Nicola Malinconico (Naples, 1663 – Naples, 1726)
San Guglielmo d’Aquitania
Oil on canvas, 130×100 cm.
In this canvas we see Saint William of Orange, better known as Saint William of Aquitaine, in meditation in front of the crucifix; the protagonist is accompanied by putti who hold up the weapons he wore in the saint with which Baschi and Mori fought, then laid down to retire to a life in prayer, in the service of God.
The atmosphere of the painting reminds us of the atmospheric suggestions and the compositional system of Solimena, to which our artist is certainly indebted. As often happens with Neapolitan painters, it is to Di Dominici that we owe almost everything we know about the Malinconico, the son of art who grew up in the workshop of Andrea Belvedere and in the shadow of the innovations of Luca Giordano and Massimo Stanzione; initially his production was dedicated to compositions of still lifes with vases of flowers, while in his maturity he opens up to more varied subjects, mostly devoted.
In 1693 he was in Bergamo, for one of his most important commissions: the decoration of the church of Santa Maria Maggiore; he will stay in the city until the following year, when he will return to Naples.
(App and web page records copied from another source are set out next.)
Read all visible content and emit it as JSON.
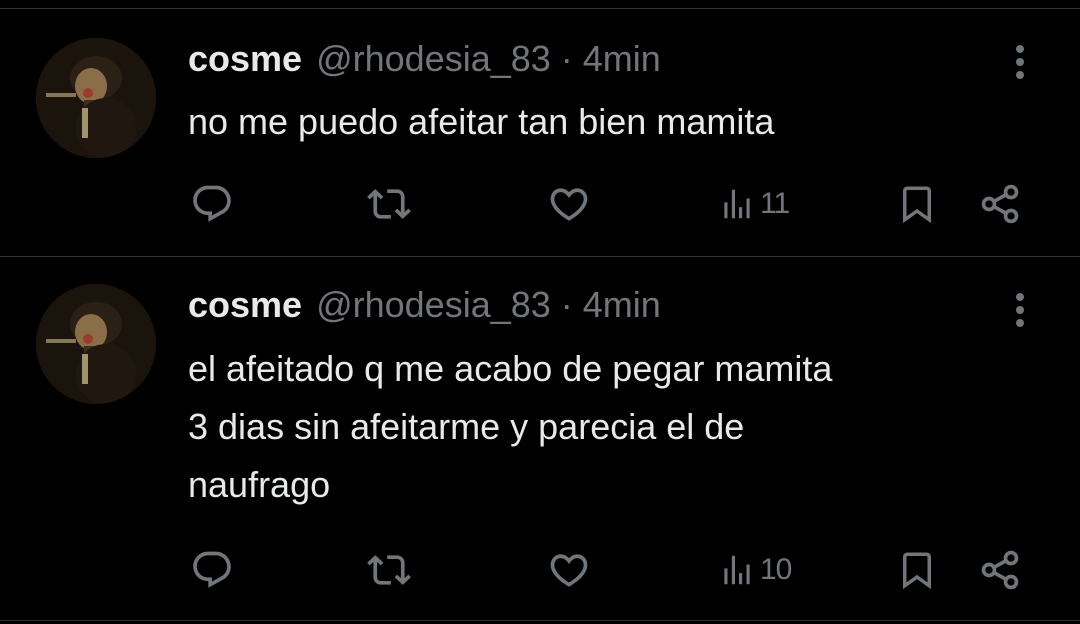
{
  "colors": {
    "background": "#000000",
    "text_primary": "#e7e9ea",
    "text_secondary": "#71767b",
    "divider": "#2f3336"
  },
  "tweets": [
    {
      "name": "cosme",
      "handle": "@rhodesia_83",
      "separator": "·",
      "time": "4min",
      "lines": [
        "no me puedo afeitar tan bien mamita"
      ],
      "views": "11",
      "icons": [
        "reply-icon",
        "retweet-icon",
        "like-icon",
        "views-icon",
        "bookmark-icon",
        "share-icon",
        "more-icon"
      ]
    },
    {
      "name": "cosme",
      "handle": "@rhodesia_83",
      "separator": "·",
      "time": "4min",
      "lines": [
        "el afeitado q me acabo de pegar mamita",
        "3 dias sin afeitarme y parecia el de",
        "naufrago"
      ],
      "views": "10",
      "icons": [
        "reply-icon",
        "retweet-icon",
        "like-icon",
        "views-icon",
        "bookmark-icon",
        "share-icon",
        "more-icon"
      ]
    }
  ]
}
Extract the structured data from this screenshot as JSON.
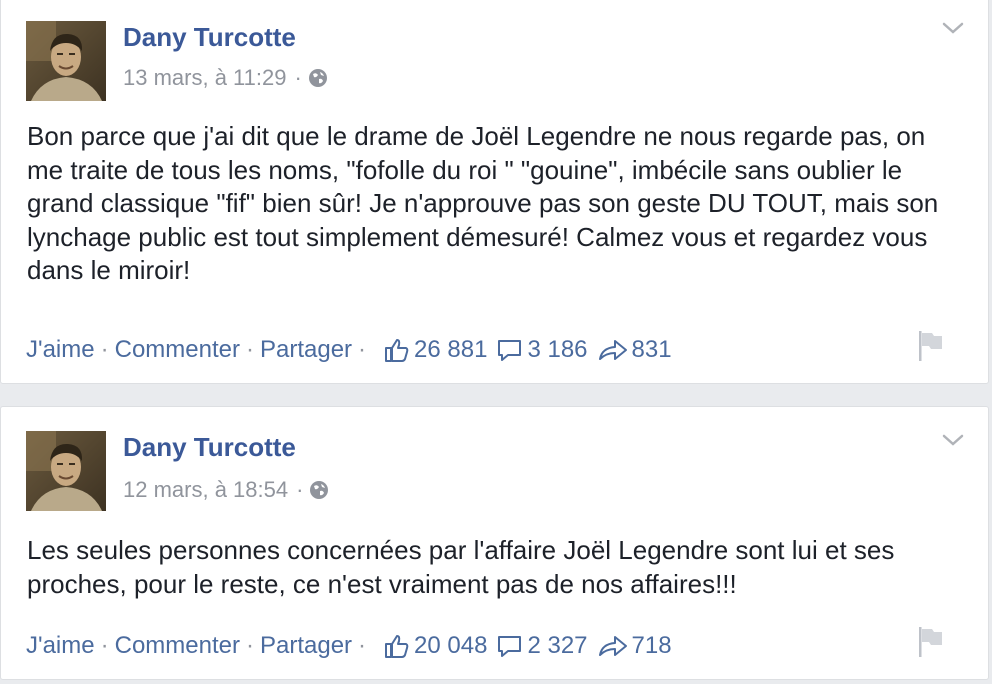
{
  "posts": [
    {
      "author": "Dany Turcotte",
      "timestamp": "13 mars, à 11:29",
      "separator": "·",
      "privacy_icon": "globe-icon",
      "text": "Bon parce que j'ai dit que le drame de Joël Legendre ne nous regarde pas, on me traite de tous les noms, \"fofolle du roi \" \"gouine\", imbécile sans oublier le grand classique \"fif\" bien sûr! Je n'approuve pas son geste DU TOUT, mais son lynchage public est tout simplement démesuré! Calmez vous et regardez vous dans le miroir!",
      "actions": {
        "like": "J'aime",
        "comment": "Commenter",
        "share": "Partager"
      },
      "stats": {
        "likes": "26 881",
        "comments": "3 186",
        "shares": "831"
      }
    },
    {
      "author": "Dany Turcotte",
      "timestamp": "12 mars, à 18:54",
      "separator": "·",
      "privacy_icon": "globe-icon",
      "text": "Les seules personnes concernées par l'affaire Joël Legendre sont lui et ses proches, pour le reste, ce n'est vraiment pas de nos affaires!!!",
      "actions": {
        "like": "J'aime",
        "comment": "Commenter",
        "share": "Partager"
      },
      "stats": {
        "likes": "20 048",
        "comments": "2 327",
        "shares": "718"
      }
    }
  ],
  "colors": {
    "link": "#3b5998",
    "action": "#4b6b9e",
    "meta": "#90949c",
    "text": "#1d2129",
    "background": "#e9ebee"
  }
}
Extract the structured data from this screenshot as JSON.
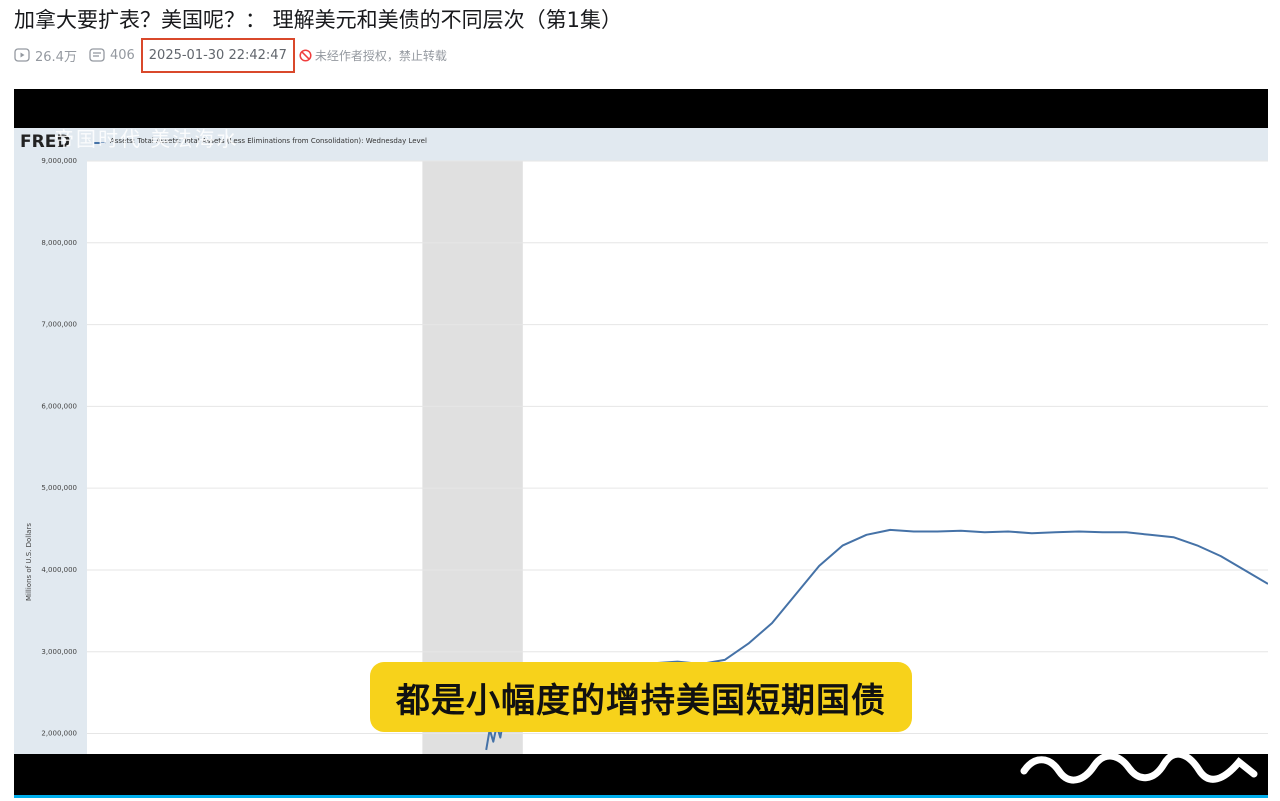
{
  "video": {
    "title": "加拿大要扩表？美国呢？： 理解美元和美债的不同层次（第1集）",
    "views": "26.4万",
    "danmaku_count": "406",
    "pubdate": "2025-01-30 22:42:47",
    "copyright_notice": "未经作者授权，禁止转载"
  },
  "icons": {
    "views": "play-count-icon",
    "danmaku": "danmaku-icon",
    "copyright": "no-repost-icon"
  },
  "colors": {
    "highlight_border": "#d9482b",
    "subtitle_bg": "#f7d21b",
    "series_line": "#4572a7",
    "progress": "#00aeec"
  },
  "player": {
    "watermark": "帝国时代 美法海水",
    "subtitle": "都是小幅度的增持美国短期国债"
  },
  "chart_data": {
    "type": "line",
    "logo": "FRED",
    "legend": "Assets: Total Assets: Total Assets (Less Eliminations from Consolidation): Wednesday Level",
    "ylabel": "Millions of U.S. Dollars",
    "yticks": [
      "9,000,000",
      "8,000,000",
      "7,000,000",
      "6,000,000",
      "5,000,000",
      "4,000,000",
      "3,000,000",
      "2,000,000"
    ],
    "tick_values": [
      9000000,
      8000000,
      7000000,
      6000000,
      5000000,
      4000000,
      3000000,
      2000000
    ],
    "ylim": [
      1750000,
      9000000
    ],
    "xlim": [
      0,
      100
    ],
    "recession_band": [
      28.4,
      36.9
    ],
    "series": [
      {
        "x": [
          33.8,
          34.1,
          34.4,
          34.7,
          35.0,
          35.3,
          35.6,
          46.0,
          48.0,
          50.0,
          52.0,
          54.0,
          56.0,
          58.0,
          60.0,
          62.0,
          64.0,
          66.0,
          68.0,
          70.0,
          72.0,
          74.0,
          76.0,
          78.0,
          80.0,
          82.0,
          84.0,
          86.0,
          88.0,
          90.0,
          92.0,
          94.0,
          96.0,
          98.0,
          100.0
        ],
        "y": [
          1800000,
          2050000,
          1900000,
          2100000,
          1950000,
          2200000,
          2150000,
          2850000,
          2860000,
          2880000,
          2850000,
          2900000,
          3100000,
          3350000,
          3700000,
          4050000,
          4300000,
          4430000,
          4490000,
          4470000,
          4470000,
          4480000,
          4460000,
          4470000,
          4450000,
          4460000,
          4470000,
          4460000,
          4460000,
          4430000,
          4400000,
          4300000,
          4170000,
          4000000,
          3830000
        ]
      }
    ]
  }
}
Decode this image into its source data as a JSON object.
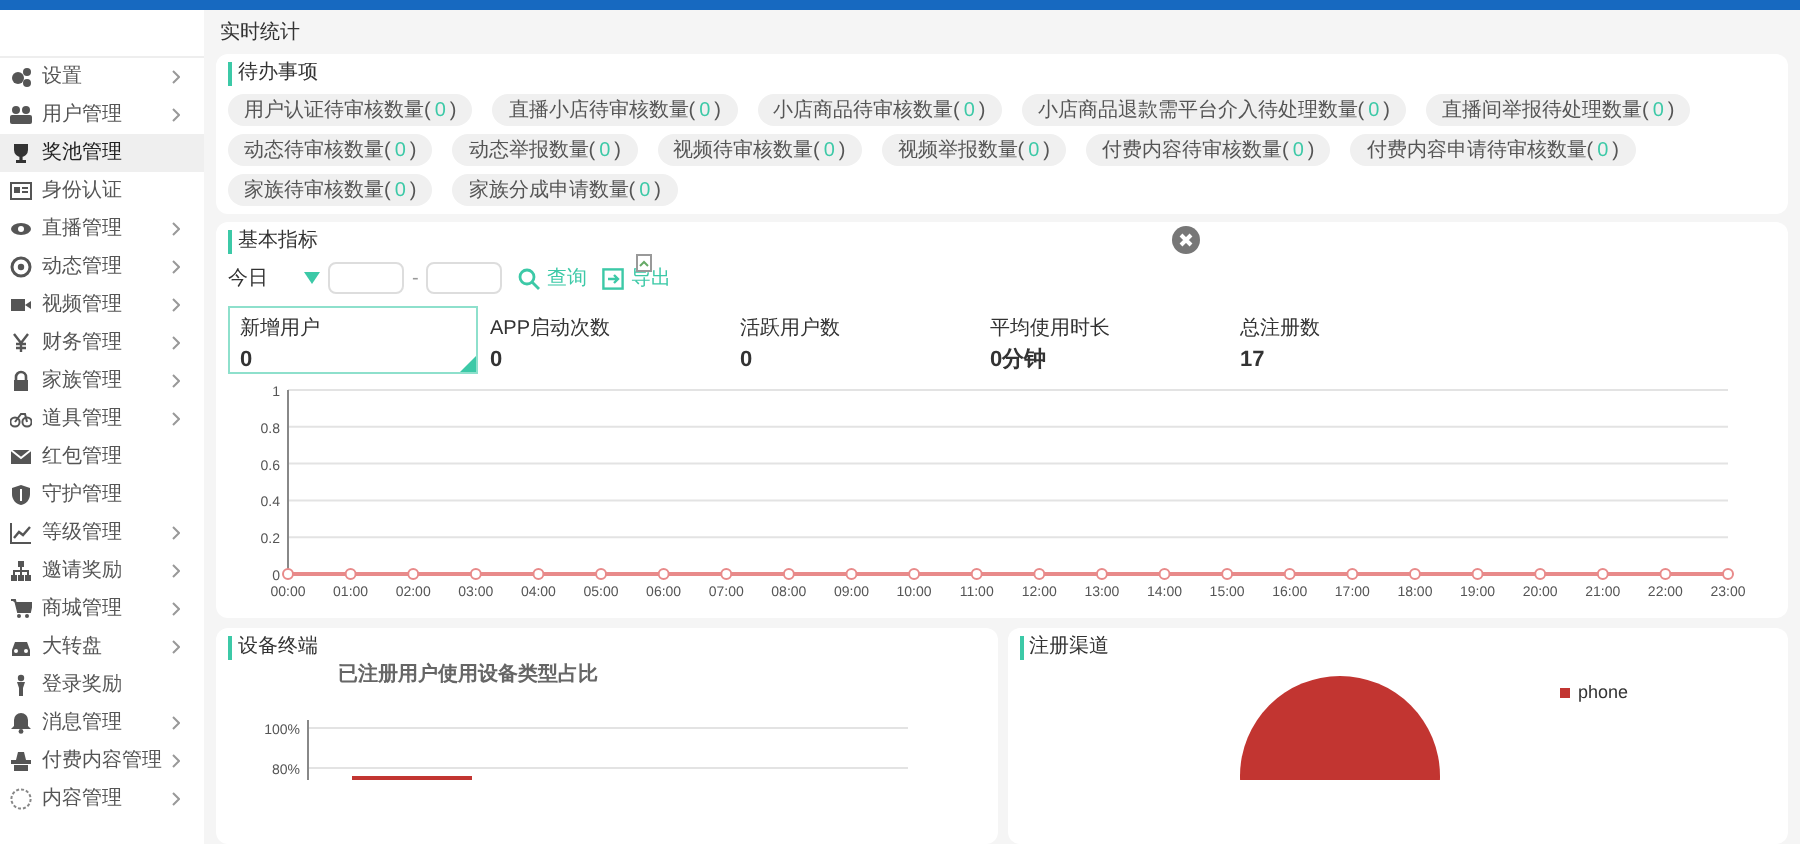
{
  "sidebar": {
    "items": [
      {
        "label": "设置",
        "has_children": true,
        "selected": false
      },
      {
        "label": "用户管理",
        "has_children": true,
        "selected": false
      },
      {
        "label": "奖池管理",
        "has_children": false,
        "selected": true
      },
      {
        "label": "身份认证",
        "has_children": false,
        "selected": false
      },
      {
        "label": "直播管理",
        "has_children": true,
        "selected": false
      },
      {
        "label": "动态管理",
        "has_children": true,
        "selected": false
      },
      {
        "label": "视频管理",
        "has_children": true,
        "selected": false
      },
      {
        "label": "财务管理",
        "has_children": true,
        "selected": false
      },
      {
        "label": "家族管理",
        "has_children": true,
        "selected": false
      },
      {
        "label": "道具管理",
        "has_children": true,
        "selected": false
      },
      {
        "label": "红包管理",
        "has_children": false,
        "selected": false
      },
      {
        "label": "守护管理",
        "has_children": false,
        "selected": false
      },
      {
        "label": "等级管理",
        "has_children": true,
        "selected": false
      },
      {
        "label": "邀请奖励",
        "has_children": true,
        "selected": false
      },
      {
        "label": "商城管理",
        "has_children": true,
        "selected": false
      },
      {
        "label": "大转盘",
        "has_children": true,
        "selected": false
      },
      {
        "label": "登录奖励",
        "has_children": false,
        "selected": false
      },
      {
        "label": "消息管理",
        "has_children": true,
        "selected": false
      },
      {
        "label": "付费内容管理",
        "has_children": true,
        "selected": false
      },
      {
        "label": "内容管理",
        "has_children": true,
        "selected": false
      }
    ]
  },
  "page_title": "实时统计",
  "todo": {
    "title": "待办事项",
    "items": [
      {
        "label": "用户认证待审核数量(",
        "count": "0",
        "close": ")"
      },
      {
        "label": "直播小店待审核数量(",
        "count": "0",
        "close": ")"
      },
      {
        "label": "小店商品待审核数量(",
        "count": "0",
        "close": ")"
      },
      {
        "label": "小店商品退款需平台介入待处理数量(",
        "count": "0",
        "close": ")"
      },
      {
        "label": "直播间举报待处理数量(",
        "count": "0",
        "close": ")"
      },
      {
        "label": "动态待审核数量(",
        "count": "0",
        "close": ")"
      },
      {
        "label": "动态举报数量(",
        "count": "0",
        "close": ")"
      },
      {
        "label": "视频待审核数量(",
        "count": "0",
        "close": ")"
      },
      {
        "label": "视频举报数量(",
        "count": "0",
        "close": ")"
      },
      {
        "label": "付费内容待审核数量(",
        "count": "0",
        "close": ")"
      },
      {
        "label": "付费内容申请待审核数量(",
        "count": "0",
        "close": ")"
      },
      {
        "label": "家族待审核数量(",
        "count": "0",
        "close": ")"
      },
      {
        "label": "家族分成申请数量(",
        "count": "0",
        "close": ")"
      }
    ]
  },
  "basic": {
    "title": "基本指标",
    "filter": {
      "range": "今日",
      "separator": "-",
      "query": "查询",
      "export": "导出"
    },
    "stats": [
      {
        "label": "新增用户",
        "value": "0",
        "selected": true
      },
      {
        "label": "APP启动次数",
        "value": "0",
        "selected": false
      },
      {
        "label": "活跃用户数",
        "value": "0",
        "selected": false
      },
      {
        "label": "平均使用时长",
        "value": "0分钟",
        "selected": false
      },
      {
        "label": "总注册数",
        "value": "17",
        "selected": false
      }
    ],
    "chart_data": {
      "type": "line",
      "grid": true,
      "categories": [
        "00:00",
        "01:00",
        "02:00",
        "03:00",
        "04:00",
        "05:00",
        "06:00",
        "07:00",
        "08:00",
        "09:00",
        "10:00",
        "11:00",
        "12:00",
        "13:00",
        "14:00",
        "15:00",
        "16:00",
        "17:00",
        "18:00",
        "19:00",
        "20:00",
        "21:00",
        "22:00",
        "23:00"
      ],
      "series": [
        {
          "color": "#e88a8a",
          "marker": true,
          "values": [
            0,
            0,
            0,
            0,
            0,
            0,
            0,
            0,
            0,
            0,
            0,
            0,
            0,
            0,
            0,
            0,
            0,
            0,
            0,
            0,
            0,
            0,
            0,
            0
          ]
        }
      ],
      "ylim": [
        0,
        1
      ],
      "yticks": [
        0,
        0.2,
        0.4,
        0.6,
        0.8,
        1
      ]
    }
  },
  "devices": {
    "title": "设备终端",
    "chart_title": "已注册用户使用设备类型占比",
    "y_labels": [
      "100%",
      "80%"
    ]
  },
  "channels": {
    "title": "注册渠道",
    "chart_data": {
      "type": "pie",
      "categories": [
        "phone"
      ],
      "series": [
        {
          "color": "#c23531",
          "values": [
            1
          ]
        }
      ]
    }
  }
}
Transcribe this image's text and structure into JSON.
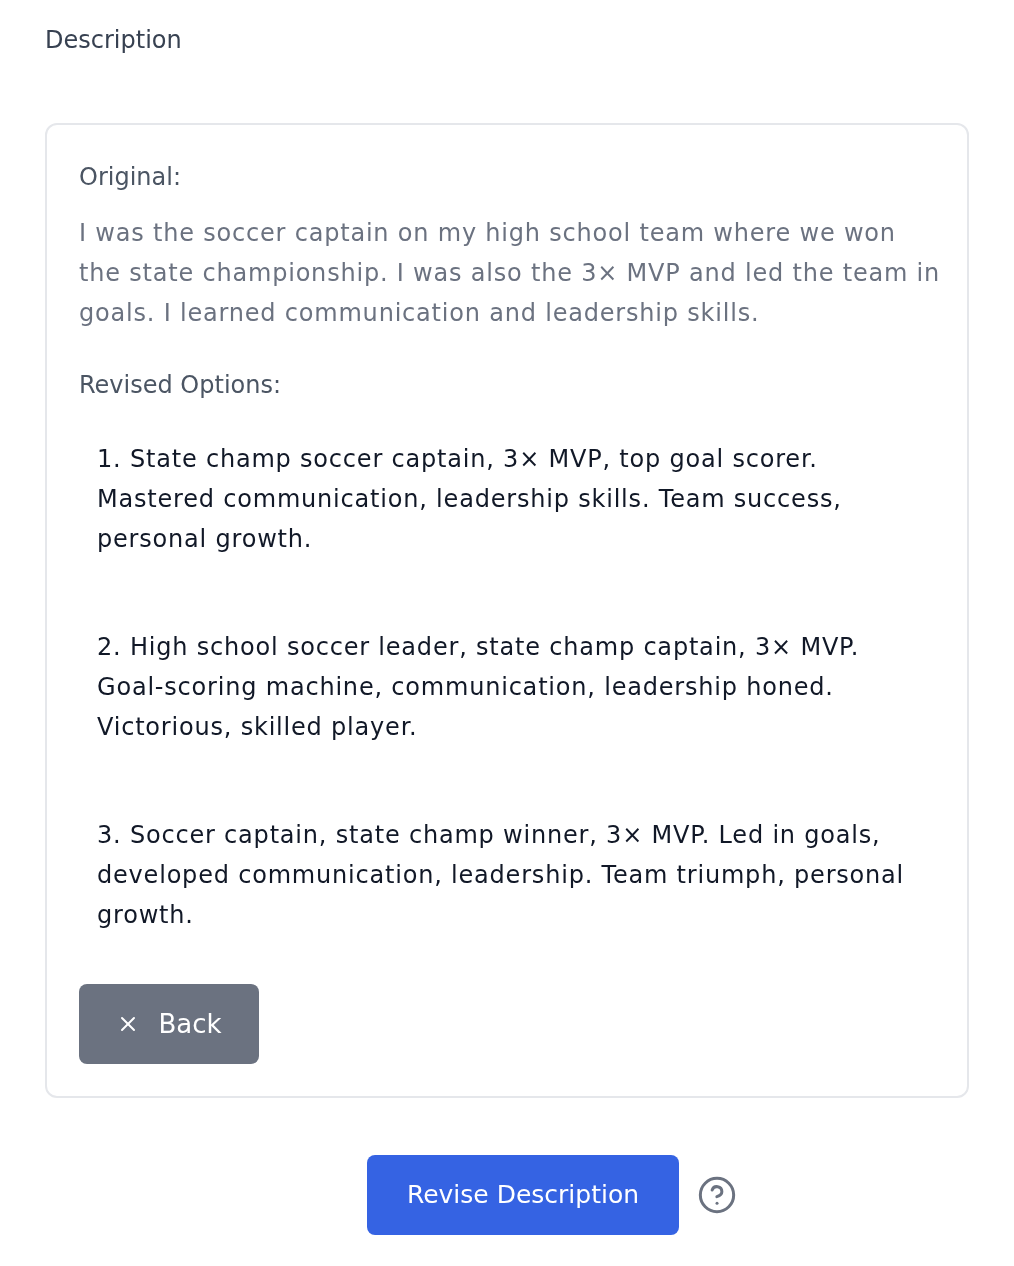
{
  "section_label": "Description",
  "card": {
    "original_label": "Original:",
    "original_text": "I was the soccer captain on my high school team where we won the state championship. I was also the 3× MVP and led the team in goals. I learned communication and leadership skills.",
    "revised_label": "Revised Options:",
    "options": [
      "1. State champ soccer captain, 3× MVP, top goal scorer. Mastered communication, leadership skills. Team success, personal growth.",
      "2. High school soccer leader, state champ captain, 3× MVP. Goal-scoring machine, communication, leadership honed. Victorious, skilled player.",
      "3. Soccer captain, state champ winner, 3× MVP. Led in goals, developed communication, leadership. Team triumph, personal growth."
    ],
    "back_button": "Back"
  },
  "revise_button": "Revise Description"
}
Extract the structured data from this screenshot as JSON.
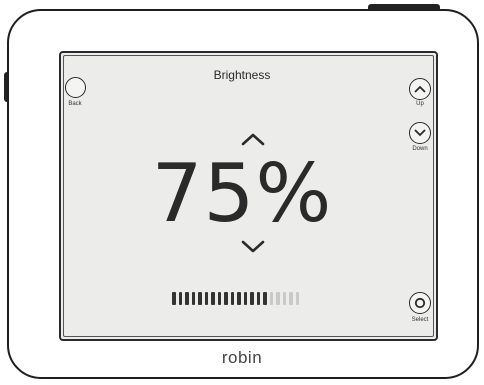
{
  "screen": {
    "title": "Brightness",
    "value": "75%",
    "level_percent": 75,
    "segments_total": 20,
    "segments_on": 15
  },
  "buttons": {
    "back": {
      "label": "Back",
      "icon": "back-circle-icon"
    },
    "up": {
      "label": "Up",
      "icon": "chevron-up-icon"
    },
    "down": {
      "label": "Down",
      "icon": "chevron-down-icon"
    },
    "select": {
      "label": "Select",
      "icon": "select-ring-icon"
    }
  },
  "brand": "robin",
  "colors": {
    "screen_bg": "#ececea",
    "text": "#2a2a2a",
    "segment_on": "#333333",
    "segment_off": "#c9c9c9"
  }
}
In the last phase of his production he will look a lot at the Neapolitan experience of the great protagonists of the Emilian Baroque such as Domenichino, Reni and Lanfranco, but he will also pay attention to Cortonesque experiments and the studies of his colleagues Maratti and De Matteis.
Our reference: A05016